START Extracted entries
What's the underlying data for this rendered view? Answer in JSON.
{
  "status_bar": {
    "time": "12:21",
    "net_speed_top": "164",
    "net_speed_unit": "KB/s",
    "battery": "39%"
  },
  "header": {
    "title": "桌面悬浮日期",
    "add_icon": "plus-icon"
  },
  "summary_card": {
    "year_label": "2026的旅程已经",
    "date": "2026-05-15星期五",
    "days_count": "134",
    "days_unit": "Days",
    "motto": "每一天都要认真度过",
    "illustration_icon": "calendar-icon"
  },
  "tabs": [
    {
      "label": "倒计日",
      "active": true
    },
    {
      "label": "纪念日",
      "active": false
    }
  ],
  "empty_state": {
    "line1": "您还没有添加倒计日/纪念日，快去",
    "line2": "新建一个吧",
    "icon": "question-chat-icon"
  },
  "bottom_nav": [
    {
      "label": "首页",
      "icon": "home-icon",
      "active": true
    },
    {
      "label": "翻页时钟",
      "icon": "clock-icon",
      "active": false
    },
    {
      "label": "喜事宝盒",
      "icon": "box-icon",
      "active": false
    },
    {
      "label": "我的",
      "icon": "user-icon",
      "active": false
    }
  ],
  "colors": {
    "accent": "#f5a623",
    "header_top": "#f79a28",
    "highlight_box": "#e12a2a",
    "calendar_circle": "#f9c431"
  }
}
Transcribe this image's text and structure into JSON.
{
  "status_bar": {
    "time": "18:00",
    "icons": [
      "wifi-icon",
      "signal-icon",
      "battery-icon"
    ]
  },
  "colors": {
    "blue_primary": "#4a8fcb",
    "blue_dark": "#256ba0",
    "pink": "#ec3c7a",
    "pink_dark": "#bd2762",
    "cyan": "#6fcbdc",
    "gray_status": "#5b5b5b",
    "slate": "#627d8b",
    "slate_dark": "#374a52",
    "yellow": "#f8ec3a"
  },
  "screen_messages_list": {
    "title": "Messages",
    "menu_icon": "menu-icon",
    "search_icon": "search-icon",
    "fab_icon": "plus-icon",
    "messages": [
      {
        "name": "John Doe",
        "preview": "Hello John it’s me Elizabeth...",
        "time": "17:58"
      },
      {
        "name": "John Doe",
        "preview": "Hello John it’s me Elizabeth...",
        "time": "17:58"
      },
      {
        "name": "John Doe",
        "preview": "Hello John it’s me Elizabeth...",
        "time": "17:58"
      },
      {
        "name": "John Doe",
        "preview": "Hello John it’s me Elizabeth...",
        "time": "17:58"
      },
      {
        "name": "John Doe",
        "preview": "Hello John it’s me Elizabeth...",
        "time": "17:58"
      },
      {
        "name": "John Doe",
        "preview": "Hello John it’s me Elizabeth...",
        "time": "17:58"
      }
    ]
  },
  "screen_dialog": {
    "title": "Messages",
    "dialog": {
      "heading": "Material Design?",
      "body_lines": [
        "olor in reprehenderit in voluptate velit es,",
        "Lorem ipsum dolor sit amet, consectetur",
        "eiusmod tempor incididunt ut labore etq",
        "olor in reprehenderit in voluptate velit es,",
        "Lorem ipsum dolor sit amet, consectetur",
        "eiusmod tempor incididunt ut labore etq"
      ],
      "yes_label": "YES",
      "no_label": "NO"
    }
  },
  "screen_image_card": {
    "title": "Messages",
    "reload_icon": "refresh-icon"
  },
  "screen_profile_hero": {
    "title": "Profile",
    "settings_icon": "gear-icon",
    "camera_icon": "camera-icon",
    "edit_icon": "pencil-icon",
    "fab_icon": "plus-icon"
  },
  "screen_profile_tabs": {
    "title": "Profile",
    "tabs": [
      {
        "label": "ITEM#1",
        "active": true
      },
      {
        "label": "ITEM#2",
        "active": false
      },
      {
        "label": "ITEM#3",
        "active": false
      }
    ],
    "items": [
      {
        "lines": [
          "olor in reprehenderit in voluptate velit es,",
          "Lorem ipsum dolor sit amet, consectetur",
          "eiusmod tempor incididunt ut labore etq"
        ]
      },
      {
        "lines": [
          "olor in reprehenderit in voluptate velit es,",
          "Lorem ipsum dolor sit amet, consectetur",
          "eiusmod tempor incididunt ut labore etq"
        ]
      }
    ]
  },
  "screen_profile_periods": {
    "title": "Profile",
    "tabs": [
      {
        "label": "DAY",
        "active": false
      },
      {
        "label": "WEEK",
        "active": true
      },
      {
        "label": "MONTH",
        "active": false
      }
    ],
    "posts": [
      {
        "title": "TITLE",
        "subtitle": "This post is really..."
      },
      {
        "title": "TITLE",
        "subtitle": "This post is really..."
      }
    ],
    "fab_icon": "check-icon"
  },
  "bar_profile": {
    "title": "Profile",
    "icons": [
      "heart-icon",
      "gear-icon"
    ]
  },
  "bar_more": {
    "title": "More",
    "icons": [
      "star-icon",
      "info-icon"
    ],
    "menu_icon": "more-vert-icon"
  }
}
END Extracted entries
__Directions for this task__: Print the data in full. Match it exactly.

__Result of the exercise__:
What's the underlying data for this rendered view? Answer in JSON.
{
  "status_bar": {
    "time": "12:21",
    "net_speed_top": "164",
    "net_speed_unit": "KB/s",
    "battery": "39%"
  },
  "header": {
    "title": "桌面悬浮日期",
    "add_icon": "plus-icon"
  },
  "summary_card": {
    "year_label": "2026的旅程已经",
    "date": "2026-05-15星期五",
    "days_count": "134",
    "days_unit": "Days",
    "motto": "每一天都要认真度过",
    "illustration_icon": "calendar-icon"
  },
  "tabs": [
    {
      "label": "倒计日",
      "active": true
    },
    {
      "label": "纪念日",
      "active": false
    }
  ],
  "empty_state": {
    "line1": "您还没有添加倒计日/纪念日，快去",
    "line2": "新建一个吧",
    "icon": "question-chat-icon"
  },
  "bottom_nav": [
    {
      "label": "首页",
      "icon": "home-icon",
      "active": true
    },
    {
      "label": "翻页时钟",
      "icon": "clock-icon",
      "active": false
    },
    {
      "label": "喜事宝盒",
      "icon": "box-icon",
      "active": false
    },
    {
      "label": "我的",
      "icon": "user-icon",
      "active": false
    }
  ],
  "colors": {
    "accent": "#f5a623",
    "header_top": "#f79a28",
    "highlight_box": "#e12a2a",
    "calendar_circle": "#f9c431"
  }
}
Transcribe this image's text and structure into JSON.
{
  "status_bar": {
    "time": "18:00",
    "icons": [
      "wifi-icon",
      "signal-icon",
      "battery-icon"
    ]
  },
  "colors": {
    "blue_primary": "#4a8fcb",
    "blue_dark": "#256ba0",
    "pink": "#ec3c7a",
    "pink_dark": "#bd2762",
    "cyan": "#6fcbdc",
    "gray_status": "#5b5b5b",
    "slate": "#627d8b",
    "slate_dark": "#374a52",
    "yellow": "#f8ec3a"
  },
  "screen_messages_list": {
    "title": "Messages",
    "menu_icon": "menu-icon",
    "search_icon": "search-icon",
    "fab_icon": "plus-icon",
    "messages": [
      {
        "name": "John Doe",
        "preview": "Hello John it’s me Elizabeth...",
        "time": "17:58"
      },
      {
        "name": "John Doe",
        "preview": "Hello John it’s me Elizabeth...",
        "time": "17:58"
      },
      {
        "name": "John Doe",
        "preview": "Hello John it’s me Elizabeth...",
        "time": "17:58"
      },
      {
        "name": "John Doe",
        "preview": "Hello John it’s me Elizabeth...",
        "time": "17:58"
      },
      {
        "name": "John Doe",
        "preview": "Hello John it’s me Elizabeth...",
        "time": "17:58"
      },
      {
        "name": "John Doe",
        "preview": "Hello John it’s me Elizabeth...",
        "time": "17:58"
      }
    ]
  },
  "screen_dialog": {
    "title": "Messages",
    "dialog": {
      "heading": "Material Design?",
      "body_lines": [
        "olor in reprehenderit in voluptate velit es,",
        "Lorem ipsum dolor sit amet, consectetur",
        "eiusmod tempor incididunt ut labore etq",
        "olor in reprehenderit in voluptate velit es,",
        "Lorem ipsum dolor sit amet, consectetur",
        "eiusmod tempor incididunt ut labore etq"
      ],
      "yes_label": "YES",
      "no_label": "NO"
    }
  },
  "screen_image_card": {
    "title": "Messages",
    "reload_icon": "refresh-icon"
  },
  "screen_profile_hero": {
    "title": "Profile",
    "settings_icon": "gear-icon",
    "camera_icon": "camera-icon",
    "edit_icon": "pencil-icon",
    "fab_icon": "plus-icon"
  },
  "screen_profile_tabs": {
    "title": "Profile",
    "tabs": [
      {
        "label": "ITEM#1",
        "active": true
      },
      {
        "label": "ITEM#2",
        "active": false
      },
      {
        "label": "ITEM#3",
        "active": false
      }
    ],
    "items": [
      {
        "lines": [
          "olor in reprehenderit in voluptate velit es,",
          "Lorem ipsum dolor sit amet, consectetur",
          "eiusmod tempor incididunt ut labore etq"
        ]
      },
      {
        "lines": [
          "olor in reprehenderit in voluptate velit es,",
          "Lorem ipsum dolor sit amet, consectetur",
          "eiusmod tempor incididunt ut labore etq"
        ]
      }
    ]
  },
  "screen_profile_periods": {
    "title": "Profile",
    "tabs": [
      {
        "label": "DAY",
        "active": false
      },
      {
        "label": "WEEK",
        "active": true
      },
      {
        "label": "MONTH",
        "active": false
      }
    ],
    "posts": [
      {
        "title": "TITLE",
        "subtitle": "This post is really..."
      },
      {
        "title": "TITLE",
        "subtitle": "This post is really..."
      }
    ],
    "fab_icon": "check-icon"
  },
  "bar_profile": {
    "title": "Profile",
    "icons": [
      "heart-icon",
      "gear-icon"
    ]
  },
  "bar_more": {
    "title": "More",
    "icons": [
      "star-icon",
      "info-icon"
    ],
    "menu_icon": "more-vert-icon"
  }
}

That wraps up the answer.